The Visit haunts you.
First, I saw the trailer, and could not stop thinking about it. Who’s visiting whom? Why?
The short film, all 12 minutes and 30 seconds of it, makes you hold your breath, and just when you think you’ve figured it out, offers a twist and a perspective that opens your eyes and mind in a completely unexpected direction, time and again. Nothing seems to be what it seems.
In the film, Ben (Sean Maher) and his mother (June Squibb) are visiting, when she announces the impending arrival of Ben’s deceased wife and son. What follows is an unraveling of a man’s mind, in a few emotional, revealing, and unsettling minutes of comprehending. It is brilliant.
“The Visit was born in August of 2014 out of a phone conversation with my father about my late great aunt Elsa, at the time 102 years old,” Argentinian born, Brooklyn based filmmaker Romina Schwedler says.
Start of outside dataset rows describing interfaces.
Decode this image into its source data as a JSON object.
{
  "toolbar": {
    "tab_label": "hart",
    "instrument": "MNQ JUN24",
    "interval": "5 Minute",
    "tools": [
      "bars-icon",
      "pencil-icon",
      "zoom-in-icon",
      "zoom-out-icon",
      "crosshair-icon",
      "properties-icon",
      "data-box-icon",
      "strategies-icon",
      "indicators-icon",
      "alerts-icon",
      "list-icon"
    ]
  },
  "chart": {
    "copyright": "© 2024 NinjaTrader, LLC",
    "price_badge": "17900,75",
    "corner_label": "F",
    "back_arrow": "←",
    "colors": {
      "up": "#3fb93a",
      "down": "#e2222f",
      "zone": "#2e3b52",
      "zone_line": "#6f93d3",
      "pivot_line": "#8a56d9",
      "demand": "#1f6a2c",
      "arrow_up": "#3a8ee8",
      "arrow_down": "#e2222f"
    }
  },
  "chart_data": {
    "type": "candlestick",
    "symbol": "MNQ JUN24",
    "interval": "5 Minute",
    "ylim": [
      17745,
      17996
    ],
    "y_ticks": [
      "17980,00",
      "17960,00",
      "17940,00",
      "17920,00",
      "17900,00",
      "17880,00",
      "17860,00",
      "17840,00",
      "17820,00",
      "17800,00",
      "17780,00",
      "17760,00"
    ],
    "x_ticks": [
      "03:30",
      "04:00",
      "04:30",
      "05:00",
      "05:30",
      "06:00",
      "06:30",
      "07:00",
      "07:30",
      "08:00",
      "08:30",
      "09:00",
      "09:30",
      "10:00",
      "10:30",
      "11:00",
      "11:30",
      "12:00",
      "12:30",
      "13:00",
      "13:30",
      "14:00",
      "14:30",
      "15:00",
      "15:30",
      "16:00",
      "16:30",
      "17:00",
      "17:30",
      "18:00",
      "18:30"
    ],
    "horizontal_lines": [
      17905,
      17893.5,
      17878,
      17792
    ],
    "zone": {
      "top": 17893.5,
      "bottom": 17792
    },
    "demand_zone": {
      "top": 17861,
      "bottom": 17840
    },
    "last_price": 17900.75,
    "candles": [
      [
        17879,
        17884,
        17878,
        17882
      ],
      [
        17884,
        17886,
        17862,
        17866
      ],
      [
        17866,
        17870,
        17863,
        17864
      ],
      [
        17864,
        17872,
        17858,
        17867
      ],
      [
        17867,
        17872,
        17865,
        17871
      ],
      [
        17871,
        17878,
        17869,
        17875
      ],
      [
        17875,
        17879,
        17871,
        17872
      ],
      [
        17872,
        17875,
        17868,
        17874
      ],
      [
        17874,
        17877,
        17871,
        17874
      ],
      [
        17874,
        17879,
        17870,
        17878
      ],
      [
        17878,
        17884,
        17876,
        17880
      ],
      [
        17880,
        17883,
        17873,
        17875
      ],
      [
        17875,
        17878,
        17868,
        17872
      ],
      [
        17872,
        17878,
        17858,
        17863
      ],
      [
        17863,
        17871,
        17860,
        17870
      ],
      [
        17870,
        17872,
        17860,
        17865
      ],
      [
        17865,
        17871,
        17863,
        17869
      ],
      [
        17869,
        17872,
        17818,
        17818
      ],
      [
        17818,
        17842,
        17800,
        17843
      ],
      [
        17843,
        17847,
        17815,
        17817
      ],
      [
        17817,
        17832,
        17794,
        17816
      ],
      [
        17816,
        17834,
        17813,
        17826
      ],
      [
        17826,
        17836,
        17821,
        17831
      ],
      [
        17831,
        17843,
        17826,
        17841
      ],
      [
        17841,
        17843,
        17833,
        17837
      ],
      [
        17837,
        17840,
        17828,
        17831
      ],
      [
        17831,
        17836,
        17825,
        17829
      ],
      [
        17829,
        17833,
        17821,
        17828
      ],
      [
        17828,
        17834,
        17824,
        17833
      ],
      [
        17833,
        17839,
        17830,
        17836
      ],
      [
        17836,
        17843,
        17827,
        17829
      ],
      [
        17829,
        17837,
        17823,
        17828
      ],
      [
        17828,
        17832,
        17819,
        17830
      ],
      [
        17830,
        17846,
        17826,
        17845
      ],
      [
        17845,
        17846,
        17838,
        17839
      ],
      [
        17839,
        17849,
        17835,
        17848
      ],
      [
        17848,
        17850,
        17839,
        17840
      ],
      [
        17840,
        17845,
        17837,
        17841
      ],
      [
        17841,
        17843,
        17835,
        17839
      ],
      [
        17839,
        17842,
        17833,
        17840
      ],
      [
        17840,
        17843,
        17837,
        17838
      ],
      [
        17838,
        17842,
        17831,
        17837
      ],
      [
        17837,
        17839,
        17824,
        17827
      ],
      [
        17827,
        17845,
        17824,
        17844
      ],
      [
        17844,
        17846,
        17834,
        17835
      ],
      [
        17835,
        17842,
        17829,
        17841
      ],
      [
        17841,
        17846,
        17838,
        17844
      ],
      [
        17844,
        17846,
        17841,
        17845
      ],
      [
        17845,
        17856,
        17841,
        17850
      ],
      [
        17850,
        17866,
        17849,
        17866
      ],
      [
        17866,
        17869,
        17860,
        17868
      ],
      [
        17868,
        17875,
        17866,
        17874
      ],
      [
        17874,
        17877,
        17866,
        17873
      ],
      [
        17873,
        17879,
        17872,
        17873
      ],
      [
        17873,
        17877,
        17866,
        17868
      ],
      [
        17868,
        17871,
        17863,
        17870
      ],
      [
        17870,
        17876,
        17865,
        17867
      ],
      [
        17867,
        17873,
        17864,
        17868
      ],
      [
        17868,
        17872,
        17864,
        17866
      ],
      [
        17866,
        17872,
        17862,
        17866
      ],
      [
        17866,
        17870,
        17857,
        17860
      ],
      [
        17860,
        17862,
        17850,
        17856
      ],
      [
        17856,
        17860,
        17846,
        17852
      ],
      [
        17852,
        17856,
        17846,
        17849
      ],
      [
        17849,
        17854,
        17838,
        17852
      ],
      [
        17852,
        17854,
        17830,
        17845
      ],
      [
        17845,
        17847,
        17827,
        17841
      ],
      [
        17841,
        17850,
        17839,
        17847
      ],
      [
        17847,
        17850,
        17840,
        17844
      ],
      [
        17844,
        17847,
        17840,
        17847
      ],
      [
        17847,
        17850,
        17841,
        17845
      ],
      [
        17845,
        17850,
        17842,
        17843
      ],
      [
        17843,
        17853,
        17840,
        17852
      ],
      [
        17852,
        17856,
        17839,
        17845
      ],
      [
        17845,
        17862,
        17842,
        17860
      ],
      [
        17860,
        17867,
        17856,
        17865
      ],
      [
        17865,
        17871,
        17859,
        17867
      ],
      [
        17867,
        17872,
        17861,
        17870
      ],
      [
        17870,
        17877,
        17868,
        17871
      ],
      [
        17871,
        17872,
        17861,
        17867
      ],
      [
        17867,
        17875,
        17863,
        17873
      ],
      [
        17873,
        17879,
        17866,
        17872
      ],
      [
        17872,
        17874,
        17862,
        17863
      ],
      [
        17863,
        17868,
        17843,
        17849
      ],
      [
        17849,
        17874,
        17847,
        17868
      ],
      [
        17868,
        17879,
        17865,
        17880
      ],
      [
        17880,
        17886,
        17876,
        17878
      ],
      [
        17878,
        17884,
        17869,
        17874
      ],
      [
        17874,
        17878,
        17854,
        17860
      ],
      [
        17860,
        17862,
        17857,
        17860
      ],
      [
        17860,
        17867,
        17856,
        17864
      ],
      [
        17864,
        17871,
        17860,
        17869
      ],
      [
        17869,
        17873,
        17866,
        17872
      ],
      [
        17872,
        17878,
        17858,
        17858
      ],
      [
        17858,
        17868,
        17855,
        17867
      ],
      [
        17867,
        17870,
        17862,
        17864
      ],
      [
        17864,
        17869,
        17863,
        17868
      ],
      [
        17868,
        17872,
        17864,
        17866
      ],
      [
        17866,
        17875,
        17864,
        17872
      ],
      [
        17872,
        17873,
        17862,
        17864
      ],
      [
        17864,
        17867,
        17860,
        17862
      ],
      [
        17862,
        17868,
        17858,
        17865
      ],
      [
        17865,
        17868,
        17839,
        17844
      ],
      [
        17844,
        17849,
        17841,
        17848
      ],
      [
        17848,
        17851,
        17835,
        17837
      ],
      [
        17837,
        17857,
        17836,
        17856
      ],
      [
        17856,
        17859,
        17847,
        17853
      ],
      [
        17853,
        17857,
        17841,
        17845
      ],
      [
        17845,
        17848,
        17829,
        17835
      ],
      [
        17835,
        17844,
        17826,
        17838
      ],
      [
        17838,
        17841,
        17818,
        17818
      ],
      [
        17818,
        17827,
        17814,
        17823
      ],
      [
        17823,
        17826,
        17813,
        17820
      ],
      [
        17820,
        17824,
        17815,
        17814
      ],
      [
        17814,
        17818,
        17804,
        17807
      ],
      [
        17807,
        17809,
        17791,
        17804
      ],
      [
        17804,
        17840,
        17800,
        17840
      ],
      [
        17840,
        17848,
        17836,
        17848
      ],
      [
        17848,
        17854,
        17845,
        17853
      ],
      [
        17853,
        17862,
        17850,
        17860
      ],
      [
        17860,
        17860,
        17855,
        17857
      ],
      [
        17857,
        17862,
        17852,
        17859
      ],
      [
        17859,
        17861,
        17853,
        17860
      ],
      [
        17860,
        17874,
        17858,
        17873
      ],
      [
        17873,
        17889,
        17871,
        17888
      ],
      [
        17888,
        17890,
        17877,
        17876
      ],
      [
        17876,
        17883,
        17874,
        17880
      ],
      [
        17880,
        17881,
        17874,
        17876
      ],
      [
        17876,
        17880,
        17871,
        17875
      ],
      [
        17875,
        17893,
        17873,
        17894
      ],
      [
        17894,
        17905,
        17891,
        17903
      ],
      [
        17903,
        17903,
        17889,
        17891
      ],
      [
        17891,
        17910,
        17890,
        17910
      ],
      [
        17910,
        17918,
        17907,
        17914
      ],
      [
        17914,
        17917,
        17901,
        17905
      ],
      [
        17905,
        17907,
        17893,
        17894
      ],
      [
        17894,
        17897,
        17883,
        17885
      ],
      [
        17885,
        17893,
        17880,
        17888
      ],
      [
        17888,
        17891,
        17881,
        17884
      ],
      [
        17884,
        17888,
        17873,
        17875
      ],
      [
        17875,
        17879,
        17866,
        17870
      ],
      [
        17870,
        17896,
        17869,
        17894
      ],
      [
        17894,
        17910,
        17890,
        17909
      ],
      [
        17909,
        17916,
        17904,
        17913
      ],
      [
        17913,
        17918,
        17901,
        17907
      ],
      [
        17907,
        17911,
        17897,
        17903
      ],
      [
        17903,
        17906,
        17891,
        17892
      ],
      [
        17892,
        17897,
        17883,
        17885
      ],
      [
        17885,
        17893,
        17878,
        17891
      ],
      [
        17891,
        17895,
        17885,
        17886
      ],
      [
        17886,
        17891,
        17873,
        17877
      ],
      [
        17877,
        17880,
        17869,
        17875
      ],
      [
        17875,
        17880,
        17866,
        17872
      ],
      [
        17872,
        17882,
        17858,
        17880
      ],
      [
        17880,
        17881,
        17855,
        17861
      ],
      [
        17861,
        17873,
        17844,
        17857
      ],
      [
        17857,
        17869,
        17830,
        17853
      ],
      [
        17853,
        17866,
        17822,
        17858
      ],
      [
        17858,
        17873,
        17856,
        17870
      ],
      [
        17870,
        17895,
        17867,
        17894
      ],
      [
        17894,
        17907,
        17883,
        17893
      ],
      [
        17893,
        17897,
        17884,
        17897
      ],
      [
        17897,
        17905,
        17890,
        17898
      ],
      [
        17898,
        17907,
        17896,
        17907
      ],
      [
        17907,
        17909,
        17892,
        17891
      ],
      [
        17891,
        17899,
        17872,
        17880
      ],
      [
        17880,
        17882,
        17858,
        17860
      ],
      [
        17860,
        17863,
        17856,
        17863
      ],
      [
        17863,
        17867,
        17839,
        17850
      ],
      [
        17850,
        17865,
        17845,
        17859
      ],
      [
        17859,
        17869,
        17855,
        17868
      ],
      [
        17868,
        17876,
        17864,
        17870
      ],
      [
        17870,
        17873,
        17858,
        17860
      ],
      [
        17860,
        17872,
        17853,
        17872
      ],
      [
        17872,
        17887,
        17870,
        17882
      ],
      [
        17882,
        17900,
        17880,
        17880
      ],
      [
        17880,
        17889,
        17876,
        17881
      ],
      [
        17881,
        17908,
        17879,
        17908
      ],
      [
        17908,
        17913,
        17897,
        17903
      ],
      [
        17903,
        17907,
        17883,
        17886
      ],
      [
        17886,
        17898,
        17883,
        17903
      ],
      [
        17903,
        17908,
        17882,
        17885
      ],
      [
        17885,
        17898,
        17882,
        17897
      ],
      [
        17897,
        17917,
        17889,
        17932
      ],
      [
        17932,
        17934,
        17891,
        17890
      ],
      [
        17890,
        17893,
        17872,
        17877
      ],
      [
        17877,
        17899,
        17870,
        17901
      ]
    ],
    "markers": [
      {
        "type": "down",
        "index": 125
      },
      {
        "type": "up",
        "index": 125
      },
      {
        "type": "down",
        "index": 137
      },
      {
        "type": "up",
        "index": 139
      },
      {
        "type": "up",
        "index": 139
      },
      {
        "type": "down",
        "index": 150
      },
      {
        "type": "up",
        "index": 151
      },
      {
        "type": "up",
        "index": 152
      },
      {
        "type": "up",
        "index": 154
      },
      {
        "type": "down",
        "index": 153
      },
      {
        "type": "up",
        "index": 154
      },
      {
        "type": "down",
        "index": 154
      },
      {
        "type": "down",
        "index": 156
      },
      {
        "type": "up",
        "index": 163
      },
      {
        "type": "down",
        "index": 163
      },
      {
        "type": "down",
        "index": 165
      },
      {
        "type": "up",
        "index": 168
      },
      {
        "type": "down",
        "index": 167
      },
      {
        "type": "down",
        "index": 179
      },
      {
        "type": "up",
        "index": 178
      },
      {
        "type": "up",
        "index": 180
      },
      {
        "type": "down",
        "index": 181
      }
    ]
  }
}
Elsa had lost all of her generation of friends and family, and her mind, sharp as ever, had developed curious ways of coping with the trauma and the loneliness.
“I was fascinated by the mechanisms the mind has access to in order to handle loss and grief. My aunt Elsa could not have been more enthusiastic about this alleged party she needed to prepare for, where she was going to see her sister and parents later that day”, Schwedler says, and the idea for The Visit was born.
The Visit, starring Oscar Nominee June Squibb (Nebraska) & Sean Maher (Firefly), will be screening at the Chelsea Film Festival tomorrow, October 19th, at 1:30pm, AMC Lowes Theaters. Get your tickets.
Schwedler’s diverse team includes cinematographer Alan Carmona, who was recently nominated for Best Cinematography at the Austin Revolution Film Festival for his work on The Visit, and his latest film Rebirth is currently exhibited at the HG Contemporary Gallery in Williamsburg. Music is by Dan Zlotnik. The many nominations and team below: